The mind has been largely idle then; yet no one has ever been able to stop it from thinking, even for a little while. And of course this is dangerous. If one doesn't regulate one's thoughts they can easily be yanked by the ear and tugged off in practically any direction; particularly if there's any wishing involved. Maybe it's with this in mind that some thoughtless judges have thought it a crime to think, and declared it so. The nature of the thinking animal however being as it is, it will think anyway, and no matter what punishment be contrived for it in consequence. Vide the French Revolution, and the head of Charlotte Corday, which as those present remarked, retained a thoughtful expression even as it lay before the public, disconnected from its body.
Everybody understands that the business of everyday life calls for very little actual brainwork. So poorly matched are our physical to our mental capacities that one may quite easily come up in mere seconds with full-blown conceptions that may then take years or even longer to carry into action. Fresh thinking is very seldom needed. We're limited in prospect by the narrow routines of our bodies, our surroundings, our lives. We go along in a kind of continuous holding pattern. Changes are rare. Nothing's ever truly new. Yet though all this time one never actually needed to think, in fact one was never not thinking. The truth is that for a good part of our lives the only thing we can do is think.
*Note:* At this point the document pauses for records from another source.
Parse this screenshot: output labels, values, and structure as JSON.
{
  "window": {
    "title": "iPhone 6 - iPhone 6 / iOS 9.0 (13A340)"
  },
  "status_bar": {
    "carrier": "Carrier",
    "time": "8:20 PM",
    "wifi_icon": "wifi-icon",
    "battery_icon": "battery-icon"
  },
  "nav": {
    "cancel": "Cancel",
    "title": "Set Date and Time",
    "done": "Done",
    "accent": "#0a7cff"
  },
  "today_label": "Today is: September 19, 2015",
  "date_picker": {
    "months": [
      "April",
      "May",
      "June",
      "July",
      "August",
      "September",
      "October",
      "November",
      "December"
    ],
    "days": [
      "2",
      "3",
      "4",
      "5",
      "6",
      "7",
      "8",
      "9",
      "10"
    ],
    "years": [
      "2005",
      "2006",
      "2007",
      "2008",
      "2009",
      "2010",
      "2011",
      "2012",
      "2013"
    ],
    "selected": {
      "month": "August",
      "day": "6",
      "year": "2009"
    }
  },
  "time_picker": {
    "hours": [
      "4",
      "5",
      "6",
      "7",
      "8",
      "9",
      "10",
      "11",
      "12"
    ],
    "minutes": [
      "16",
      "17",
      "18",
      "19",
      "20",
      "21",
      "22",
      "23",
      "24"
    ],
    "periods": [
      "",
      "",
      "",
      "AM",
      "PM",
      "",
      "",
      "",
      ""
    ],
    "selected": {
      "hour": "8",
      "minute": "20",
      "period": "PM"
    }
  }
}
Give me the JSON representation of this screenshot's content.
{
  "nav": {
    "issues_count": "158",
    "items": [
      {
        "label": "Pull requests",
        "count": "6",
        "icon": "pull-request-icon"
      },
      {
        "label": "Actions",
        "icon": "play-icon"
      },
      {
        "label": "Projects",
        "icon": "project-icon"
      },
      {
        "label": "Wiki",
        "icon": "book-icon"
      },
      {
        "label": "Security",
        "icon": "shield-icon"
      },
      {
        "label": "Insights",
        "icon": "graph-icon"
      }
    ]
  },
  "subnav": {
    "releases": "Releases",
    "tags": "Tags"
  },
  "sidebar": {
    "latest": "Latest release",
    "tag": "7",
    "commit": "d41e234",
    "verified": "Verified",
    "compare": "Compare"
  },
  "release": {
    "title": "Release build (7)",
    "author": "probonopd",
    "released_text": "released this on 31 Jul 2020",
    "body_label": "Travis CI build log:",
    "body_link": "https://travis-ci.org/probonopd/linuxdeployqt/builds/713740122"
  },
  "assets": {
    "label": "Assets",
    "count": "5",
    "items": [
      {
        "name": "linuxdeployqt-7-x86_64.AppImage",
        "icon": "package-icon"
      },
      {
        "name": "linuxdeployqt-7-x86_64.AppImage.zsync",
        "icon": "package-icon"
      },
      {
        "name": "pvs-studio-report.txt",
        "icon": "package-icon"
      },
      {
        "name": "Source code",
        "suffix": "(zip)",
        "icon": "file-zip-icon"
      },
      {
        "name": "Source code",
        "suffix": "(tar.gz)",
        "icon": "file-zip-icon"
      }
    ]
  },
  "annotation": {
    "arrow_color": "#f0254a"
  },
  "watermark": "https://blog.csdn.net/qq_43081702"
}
Our hands and feet may venture on as they will without our conscious consent, with the mind standing by a mere spectator unable to affect the execution it knows to be coming, if not already underway.